Thank you so much. I appreciate it. It’s been a pleasure. I look forward to following your work.
Thank you, Dr. Hayes.
Lyle Murphy is the Founder of Alternative To Meds Center and has been with the center for sixteen years. Lyle did his Pre-Med Scholastics at West Georgia University, receiving the only recommendation for advancement to medical school in his class. Though accepted to Emory Medical School, he instead chose to attend Life University school of Chiropractic because of their naturalistic approach. Immediately after completion of chiropractic school, Lyle suffered a low blood sugar event that resulted in a crisis. Hallucinating for no known reason, Lyle was justifiably concerned and went to the emergency room. While at the hospital and trying to differentially diagnose himself, Lyle insisted on a blood sugar test as it seemed the only logical conclusion. The result was deathly low blood sugar levels.

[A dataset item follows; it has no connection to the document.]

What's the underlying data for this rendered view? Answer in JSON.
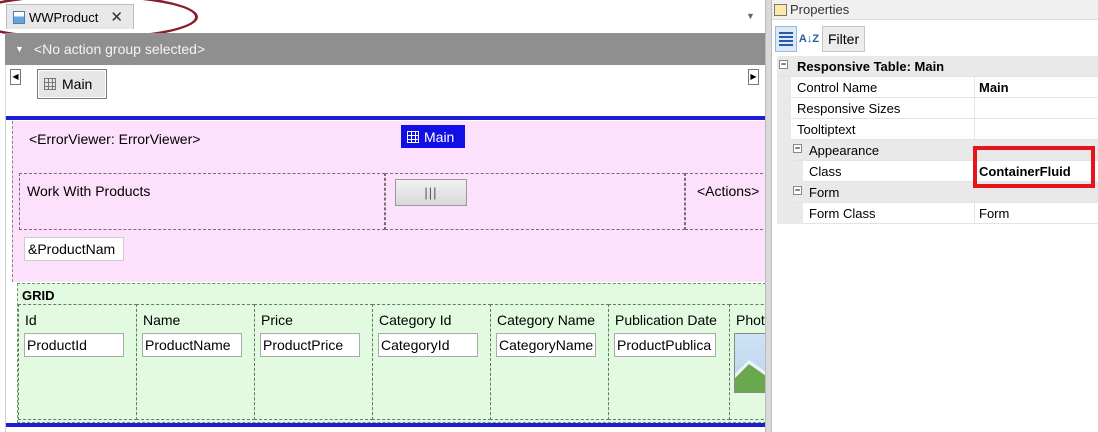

Instead of the hospital appropriately treating an obvious medical situation, he was instead given a Haldol injection and soon after dropped into a low blood sugar coma for two weeks. He suffered stroke-like residuals and had to relearn how to talk, walk and communicate all over again without any professional help or hope. Still highly impaired after ten years and looking forward to at best living a disabled life, he made a full recovery after engaging in some of the modalities similar to those offered at Alternative To Meds Center. This gave him a potent exposure to how inadequate the mental health system truly is. Lyle has now dedicated his life to holistic mental health and furthered his education to receive a postdoctoral certificate from SpiritMed in Environmental Medicine. He trains doctors in medication reduction techniques and has authored much of the philosophy of Alternative To Meds Center.
- Dr. Michael Lesser
- Anatomy of an Epidemic
- Psychiatric Drug Withdrawal
- Catherine Adams – Past Episode
About Lyle Murphy
Lyle Murphy is the founder of Alternative to Meds Center and has been with the center for 16 years. Lyle did his pre-med scholastics at West Georgia University receiving the only recommendation for advancement to medical school in his class. Though accepted to Emory Medical School, he instead chose to attend Life University school of Chiropractic because of their naturalistic approach.
Immediately after completion of chiropractic school, Lyle suffered a low blood sugar event that resulted in a crisis. Hallucinating for no known reason, Lyle was justifiably concerned and went to the emergency room. While at the hospital and trying to differentially diagnose himself, Lyle insisted on a blood sugar test as it seemed the only logical conclusion. The result was 39 mg/dL, which is deathly low, yet instead of the hospital appropriately treating an obvious medical situation, he was instead given a Haldol injection and soon after dropped into a low blood sugar coma for 2 weeks. He suffered stroke-like residuals and had to re-learn how to talk, walk, and communicate all over again without any professional help or hope.
Still highly impaired after ten years and looking forward to at best living a disabled life, he made a full recovery after engaging in some of the modalities similar to those offered at Alternative to Meds Center. This gave him a potent exposure to how inadequate the mental health system truly is.
He has now dedicated his life to holistic mental health and furthered his education to receive a post-doctoral certificate from SpiritMed in environmental medicine. He trains doctors in medication reduction techniques and has authored much of the philosophy of Alternative to Meds.
Love the show? Subscribe, rate, review, and share!
Join the On Your Mind Community today: